Who Dunnit? Summer Reads for Criminal Justice Students
Looking for a good mystery or crime novel? Here are few suggestions from some Saint Leo criminal justice faculty.
Before you know it, summer and vacation season will be over.
And so will your excuse to enjoy some well-deserved downtime by the pool or at the beach with an interesting read.
While you don’t have to be a criminal justice major to enjoy a good mystery or crime novel, here are some ideas from a few of Saint Leo’s criminal justice faculty.
Jalika Rivera Waugh, Assistant Professor
“Both the Alex Cross Series by James Patterson and the Kay Scarpetta Series by Patricia Cornwell novels are my favorites because the authors have an uncanny ability to realistically portray the fields of study (Patterson: law enforcement and forensic psychology; Cornwell: forensic pathologist).
They are also great reads with chapters that are quick enough you just keep reading and forget where the time goes. Cornwell’s texts are great for information about forensic pathology as Cornwell, herself, went to the Body Farm (at the University of Tennessee) for research. Also, Patterson has worked with many of the Washington, D.C. area law enforcement agencies to understand forensic psychology.”
Ken Minton, Online Adjunct Faculty
“My favorite crime novels are about anything by Agatha Christie (especially Miss Marple stories) or Sir Arthur Conan Doyle's Sherlock Holmes books.
There was an excellent pistache series about a detective called Solar Pons, written initially by August Derleth and later by Basil Cooper. These are almost as good as Doyle's original Sherlock Holmes books.
An excellent non-fiction criminology based book, which I'm currently reading, is by Michael Capuzzo (2010) about the crime-fighting Vidocq Society, The Murder Room: The Heirs of Sherlock Holmes Gather to Solve the World's Most Perplexing Cold Cases.”
David Persky, Department Chair, Undergraduate Criminal Justice
“I particularly enjoyed “Ivory Tower Cop” that was written by George Kirkham and Leonard Territo in 2009. It is based on a true story and the authors did a good job of researching cultural aspects for the book. Plus, Dr. Territo is a member of our faculty.
Of course, the classic “To Kill a Mockingbird” is always a great read.”
Rick Singer, Online Adjunct Faculty

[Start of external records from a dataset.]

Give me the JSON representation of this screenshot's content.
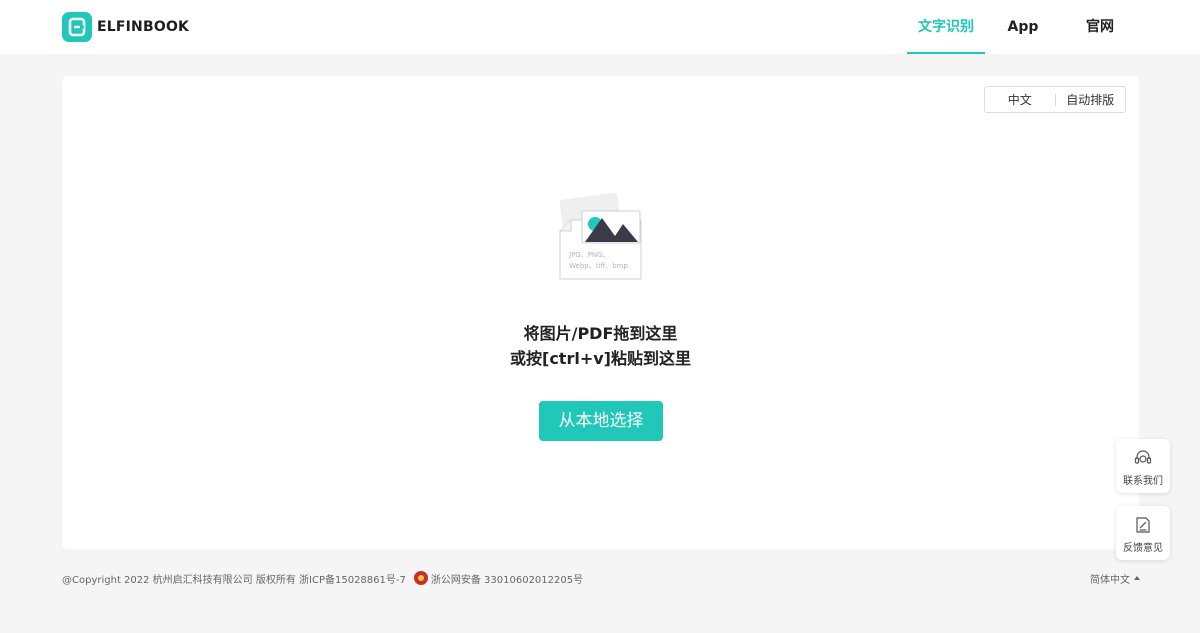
{
  "header": {
    "logo_text": "ELFINBOOK",
    "nav": [
      {
        "label": "文字识别",
        "active": true
      },
      {
        "label": "App",
        "active": false
      },
      {
        "label": "官网",
        "active": false
      }
    ]
  },
  "card": {
    "lang_options": [
      "中文",
      "自动排版"
    ],
    "illustration_formats_line1": "JPG、PNG、",
    "illustration_formats_line2": "Webp、tiff、bmp",
    "drop_line1": "将图片/PDF拖到这里",
    "drop_line2": "或按[ctrl+v]粘贴到这里",
    "pick_button": "从本地选择"
  },
  "float": {
    "contact_label": "联系我们",
    "feedback_label": "反馈意见"
  },
  "footer": {
    "copyright": "@Copyright 2022 杭州启汇科技有限公司 版权所有 浙ICP备15028861号-7",
    "police_record": "浙公网安备 33010602012205号",
    "language": "简体中文"
  },
  "colors": {
    "accent": "#21c7b8",
    "background": "#f5f5f5"
  }
}
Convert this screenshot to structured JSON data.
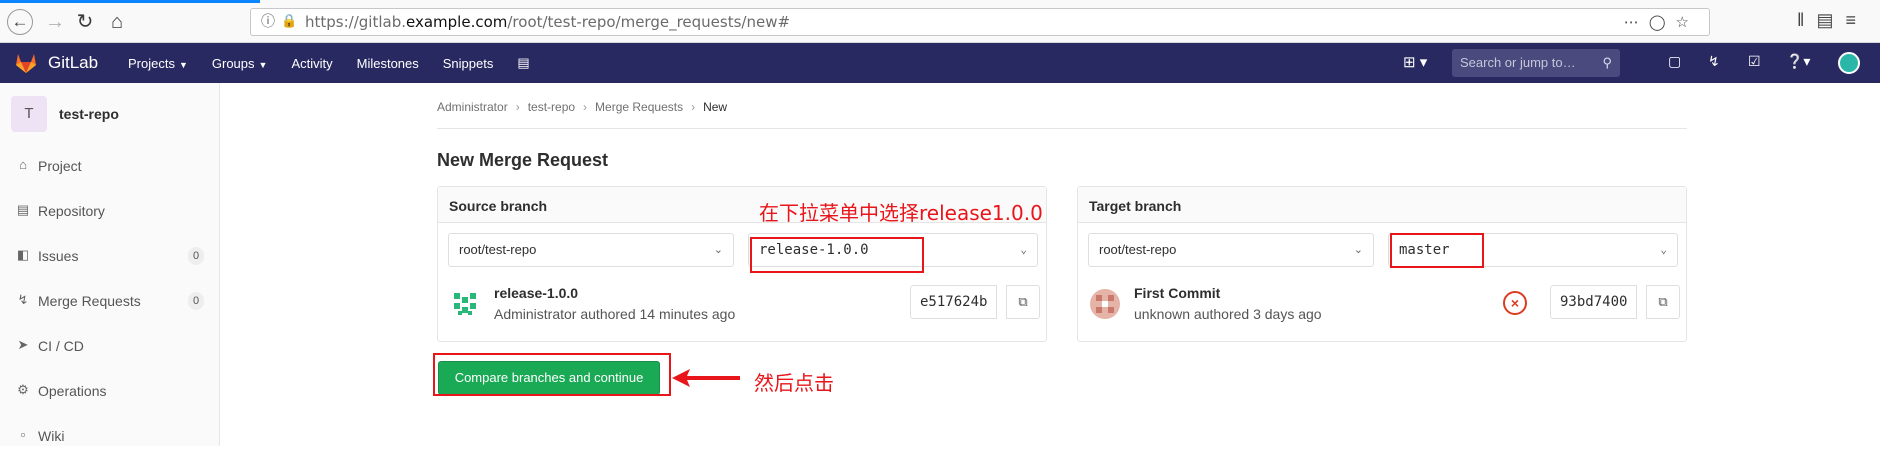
{
  "browser": {
    "url_prefix": "https://gitlab.",
    "url_domain": "example.com",
    "url_path": "/root/test-repo/merge_requests/new#"
  },
  "header": {
    "brand": "GitLab",
    "nav": [
      {
        "label": "Projects",
        "dropdown": true
      },
      {
        "label": "Groups",
        "dropdown": true
      },
      {
        "label": "Activity",
        "dropdown": false
      },
      {
        "label": "Milestones",
        "dropdown": false
      },
      {
        "label": "Snippets",
        "dropdown": false
      }
    ],
    "search_placeholder": "Search or jump to…",
    "bg_color": "#292961"
  },
  "sidebar": {
    "project_letter": "T",
    "project_name": "test-repo",
    "items": [
      {
        "label": "Project",
        "icon": "home-icon",
        "count": null
      },
      {
        "label": "Repository",
        "icon": "book-icon",
        "count": null
      },
      {
        "label": "Issues",
        "icon": "issues-icon",
        "count": "0"
      },
      {
        "label": "Merge Requests",
        "icon": "merge-request-icon",
        "count": "0"
      },
      {
        "label": "CI / CD",
        "icon": "rocket-icon",
        "count": null
      },
      {
        "label": "Operations",
        "icon": "cloud-gear-icon",
        "count": null
      },
      {
        "label": "Wiki",
        "icon": "book-open-icon",
        "count": null
      }
    ]
  },
  "breadcrumb": [
    "Administrator",
    "test-repo",
    "Merge Requests",
    "New"
  ],
  "page_title": "New Merge Request",
  "source": {
    "title": "Source branch",
    "project": "root/test-repo",
    "branch": "release-1.0.0",
    "commit_title": "release-1.0.0",
    "commit_sub": "Administrator authored 14 minutes ago",
    "sha": "e517624b"
  },
  "target": {
    "title": "Target branch",
    "project": "root/test-repo",
    "branch": "master",
    "commit_title": "First Commit",
    "commit_sub": "unknown authored 3 days ago",
    "sha": "93bd7400"
  },
  "compare_button": "Compare branches and continue",
  "annotations": {
    "select_hint": "在下拉菜单中选择release1.0.0",
    "click_hint": "然后点击",
    "color": "#e8161a"
  },
  "accent_green": "#1aaa55"
}
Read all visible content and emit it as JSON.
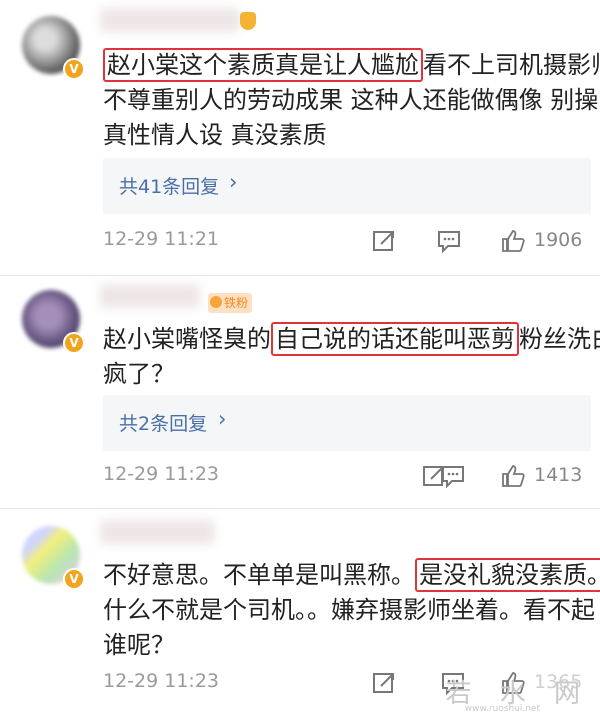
{
  "comments": [
    {
      "text_pre": "赵小棠这个素质真是让人尴尬",
      "text_line1_rest": "看不上司机摄影师",
      "text_line2": "不尊重别人的劳动成果 这种人还能做偶像 别操",
      "text_line3": "真性情人设 真没素质",
      "replies_label": "共41条回复",
      "time": "12-29 11:21",
      "likes": "1906"
    },
    {
      "fan_badge": "铁粉",
      "text_pre": "赵小棠嘴怪臭的",
      "text_highlight": "自己说的话还能叫恶剪",
      "text_line1_rest": "粉丝洗白",
      "text_line2": "疯了？",
      "replies_label": "共2条回复",
      "time": "12-29 11:23",
      "likes": "1413"
    },
    {
      "text_pre": "不好意思。不单单是叫黑称。",
      "text_highlight": "是没礼貌没素质。",
      "text_line2": "什么不就是个司机。。嫌弃摄影师坐着。看不起",
      "text_line3": "谁呢？",
      "time": "12-29 11:23",
      "likes": "1365"
    }
  ],
  "icons": {
    "repost": "share-icon",
    "comment": "comment-icon",
    "like": "thumbs-up-icon",
    "chevron": "chevron-right-icon"
  },
  "watermark": "若 水 网",
  "watermark_small": "www.ruoshui.net",
  "colors": {
    "highlight_border": "#e0343a",
    "link_blue": "#4a6fa8",
    "verified_orange": "#f2a51c"
  }
}
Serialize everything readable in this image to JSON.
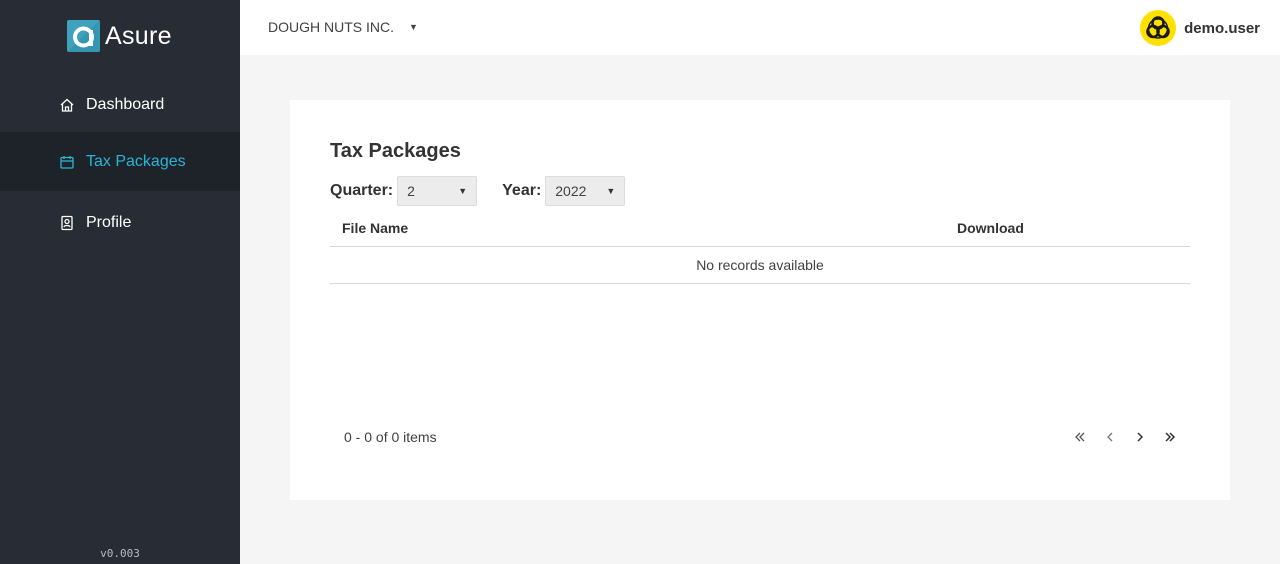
{
  "sidebar": {
    "logo_text": "Asure",
    "items": [
      {
        "label": "Dashboard",
        "icon": "home-icon",
        "active": false
      },
      {
        "label": "Tax Packages",
        "icon": "calendar-icon",
        "active": true
      },
      {
        "label": "Profile",
        "icon": "badge-icon",
        "active": false
      }
    ],
    "version": "v0.003"
  },
  "header": {
    "company": "DOUGH NUTS INC.",
    "username": "demo.user",
    "avatar_icon": "biohazard-icon"
  },
  "main": {
    "title": "Tax Packages",
    "filters": {
      "quarter_label": "Quarter:",
      "quarter_value": "2",
      "year_label": "Year:",
      "year_value": "2022"
    },
    "grid": {
      "columns": [
        "File Name",
        "Download"
      ],
      "empty_message": "No records available"
    },
    "pager": {
      "info": "0 - 0 of 0 items"
    }
  },
  "colors": {
    "sidebar_bg": "#282d35",
    "sidebar_active_bg": "#1e232a",
    "accent": "#2ab4d8",
    "avatar_bg": "#ffe000"
  }
}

“I’d like to suggest the work of one of my coworkers at the Florida Department of Law Enforcement (FDLE). James O. Born is an author of crime novels and an actual working special agent with the FDLE. He has written several crime novels that can be found on his web-site: http://www.jamesoborn.com/.”
Brandon Ball, Online Adjunct Faculty
"I read technical writings and real-life crime. I enjoy reading John Douglas, particularly “Mindhunter” and “Journey into Darkness”. Both are novels that outline the work of the FBI Profiling unit and delve into the psychology behind why criminals do what they do and what motivates them. It is fascinating work and worthy of reading from a true practitioner of the criminal justice system.”
Dawna Komorosky, Online Adjunct Faculty
“The last book on crime I read was "The Murder of the Century" by Paul Collins. I enjoyed this book, because there was a little mystery mixed in with journalistic history. The book highlights a gruesome crime that occurred in Long Island in 1897, at the same time is intertwines how the media giants of the time fight to get the best front page story.
Debbie Mims, Professor
“As a retired police officer and current Reserve Officer with Dade City Police Department and criminal justice professor, I find the James Patterson (Alex Cross) novels to be particularly intriguing. They seem to be very well researched and provide knowledge of investigative techniques that are true to life.”
Jack Jordan, Online Adjunct Faculty
“’The Poet” by Michael Connley is a great book. It’s about a serial killer who is killing police officers, and no one has caught on about the fact it is happening except a newspaper reporter. Excellent writing, you won't put it down once you start reading it.”
What do you like to read when you're taking a break from textbooks?
Image Credit: Chris.chabot